Without the pictures, write out all the lines below exactly as they appear.

-- -- --

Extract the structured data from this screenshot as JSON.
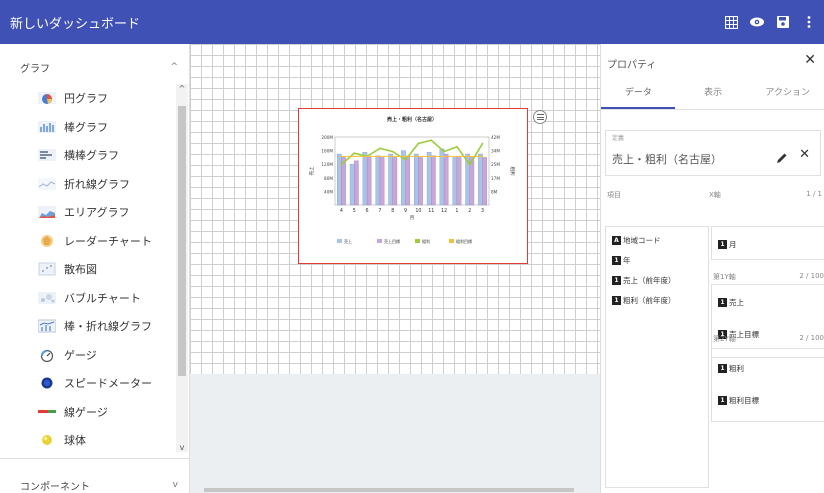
{
  "header": {
    "title": "新しいダッシュボード"
  },
  "left_panel": {
    "section_graph": "グラフ",
    "section_components": "コンポーネント",
    "items": [
      {
        "label": "円グラフ",
        "icon": "pie-chart-icon"
      },
      {
        "label": "棒グラフ",
        "icon": "bar-chart-icon"
      },
      {
        "label": "横棒グラフ",
        "icon": "horizontal-bar-chart-icon"
      },
      {
        "label": "折れ線グラフ",
        "icon": "line-chart-icon"
      },
      {
        "label": "エリアグラフ",
        "icon": "area-chart-icon"
      },
      {
        "label": "レーダーチャート",
        "icon": "radar-chart-icon"
      },
      {
        "label": "散布図",
        "icon": "scatter-chart-icon"
      },
      {
        "label": "バブルチャート",
        "icon": "bubble-chart-icon"
      },
      {
        "label": "棒・折れ線グラフ",
        "icon": "combo-chart-icon"
      },
      {
        "label": "ゲージ",
        "icon": "gauge-icon"
      },
      {
        "label": "スピードメーター",
        "icon": "speedometer-icon"
      },
      {
        "label": "線ゲージ",
        "icon": "line-gauge-icon"
      },
      {
        "label": "球体",
        "icon": "sphere-icon"
      }
    ]
  },
  "properties": {
    "title": "プロパティ",
    "tabs": [
      "データ",
      "表示",
      "アクション"
    ],
    "definition_label": "定義",
    "definition_value": "売上・粗利（名古屋）",
    "items_label": "項目",
    "fields": [
      {
        "tag": "A",
        "label": "地域コード"
      },
      {
        "tag": "1",
        "label": "年"
      },
      {
        "tag": "1",
        "label": "売上（前年度）"
      },
      {
        "tag": "1",
        "label": "粗利（前年度）"
      }
    ],
    "x_axis": {
      "label": "X軸",
      "count": "1 / 1",
      "items": [
        "月"
      ]
    },
    "y1_axis": {
      "label": "第1Y軸",
      "count": "2 / 100",
      "items": [
        "売上",
        "売上目標"
      ]
    },
    "y2_axis": {
      "label": "第2Y軸",
      "count": "2 / 100",
      "items": [
        "粗利",
        "粗利目標"
      ]
    }
  },
  "chart_data": {
    "type": "bar",
    "title": "売上・粗利（名古屋）",
    "xlabel": "月",
    "ylabel": "売上",
    "y2label": "粗利",
    "categories": [
      "4",
      "5",
      "6",
      "7",
      "8",
      "9",
      "10",
      "11",
      "12",
      "1",
      "2",
      "3"
    ],
    "ylim": [
      0,
      200
    ],
    "y2lim": [
      0,
      42
    ],
    "y_ticks": [
      "200M",
      "160M",
      "120M",
      "80M",
      "40M"
    ],
    "y2_ticks": [
      "42M",
      "34M",
      "25M",
      "17M",
      "8M"
    ],
    "series": [
      {
        "name": "売上",
        "type": "bar",
        "axis": "y1",
        "values": [
          150,
          120,
          155,
          145,
          150,
          160,
          150,
          155,
          165,
          140,
          150,
          150
        ]
      },
      {
        "name": "売上目標",
        "type": "bar",
        "axis": "y1",
        "values": [
          140,
          130,
          140,
          140,
          140,
          145,
          140,
          145,
          150,
          140,
          140,
          140
        ]
      },
      {
        "name": "粗利",
        "type": "line",
        "axis": "y2",
        "values": [
          25,
          32,
          30,
          35,
          33,
          28,
          38,
          40,
          33,
          36,
          25,
          38
        ]
      },
      {
        "name": "粗利目標",
        "type": "line",
        "axis": "y2",
        "values": [
          30,
          30,
          30,
          30,
          30,
          30,
          30,
          30,
          30,
          30,
          30,
          30
        ]
      }
    ],
    "colors": {
      "売上": "#a9c4e6",
      "売上目標": "#c9a6d8",
      "粗利": "#9ccc3c",
      "粗利目標": "#f3c23a"
    },
    "legend_position": "bottom"
  }
}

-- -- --

Task output.
Extract the structured data from this screenshot as JSON.
{
  "header": {
    "title": "新しいダッシュボード"
  },
  "left_panel": {
    "section_graph": "グラフ",
    "section_components": "コンポーネント",
    "items": [
      {
        "label": "円グラフ",
        "icon": "pie-chart-icon"
      },
      {
        "label": "棒グラフ",
        "icon": "bar-chart-icon"
      },
      {
        "label": "横棒グラフ",
        "icon": "horizontal-bar-chart-icon"
      },
      {
        "label": "折れ線グラフ",
        "icon": "line-chart-icon"
      },
      {
        "label": "エリアグラフ",
        "icon": "area-chart-icon"
      },
      {
        "label": "レーダーチャート",
        "icon": "radar-chart-icon"
      },
      {
        "label": "散布図",
        "icon": "scatter-chart-icon"
      },
      {
        "label": "バブルチャート",
        "icon": "bubble-chart-icon"
      },
      {
        "label": "棒・折れ線グラフ",
        "icon": "combo-chart-icon"
      },
      {
        "label": "ゲージ",
        "icon": "gauge-icon"
      },
      {
        "label": "スピードメーター",
        "icon": "speedometer-icon"
      },
      {
        "label": "線ゲージ",
        "icon": "line-gauge-icon"
      },
      {
        "label": "球体",
        "icon": "sphere-icon"
      }
    ]
  },
  "properties": {
    "title": "プロパティ",
    "tabs": [
      "データ",
      "表示",
      "アクション"
    ],
    "definition_label": "定義",
    "definition_value": "売上・粗利（名古屋）",
    "items_label": "項目",
    "fields": [
      {
        "tag": "A",
        "label": "地域コード"
      },
      {
        "tag": "1",
        "label": "年"
      },
      {
        "tag": "1",
        "label": "売上（前年度）"
      },
      {
        "tag": "1",
        "label": "粗利（前年度）"
      }
    ],
    "x_axis": {
      "label": "X軸",
      "count": "1 / 1",
      "items": [
        "月"
      ]
    },
    "y1_axis": {
      "label": "第1Y軸",
      "count": "2 / 100",
      "items": [
        "売上",
        "売上目標"
      ]
    },
    "y2_axis": {
      "label": "第2Y軸",
      "count": "2 / 100",
      "items": [
        "粗利",
        "粗利目標"
      ]
    }
  },
  "chart_data": {
    "type": "bar",
    "title": "売上・粗利（名古屋）",
    "xlabel": "月",
    "ylabel": "売上",
    "y2label": "粗利",
    "categories": [
      "4",
      "5",
      "6",
      "7",
      "8",
      "9",
      "10",
      "11",
      "12",
      "1",
      "2",
      "3"
    ],
    "ylim": [
      0,
      200
    ],
    "y2lim": [
      0,
      42
    ],
    "y_ticks": [
      "200M",
      "160M",
      "120M",
      "80M",
      "40M"
    ],
    "y2_ticks": [
      "42M",
      "34M",
      "25M",
      "17M",
      "8M"
    ],
    "series": [
      {
        "name": "売上",
        "type": "bar",
        "axis": "y1",
        "values": [
          150,
          120,
          155,
          145,
          150,
          160,
          150,
          155,
          165,
          140,
          150,
          150
        ]
      },
      {
        "name": "売上目標",
        "type": "bar",
        "axis": "y1",
        "values": [
          140,
          130,
          140,
          140,
          140,
          145,
          140,
          145,
          150,
          140,
          140,
          140
        ]
      },
      {
        "name": "粗利",
        "type": "line",
        "axis": "y2",
        "values": [
          25,
          32,
          30,
          35,
          33,
          28,
          38,
          40,
          33,
          36,
          25,
          38
        ]
      },
      {
        "name": "粗利目標",
        "type": "line",
        "axis": "y2",
        "values": [
          30,
          30,
          30,
          30,
          30,
          30,
          30,
          30,
          30,
          30,
          30,
          30
        ]
      }
    ],
    "colors": {
      "売上": "#a9c4e6",
      "売上目標": "#c9a6d8",
      "粗利": "#9ccc3c",
      "粗利目標": "#f3c23a"
    },
    "legend_position": "bottom"
  }
}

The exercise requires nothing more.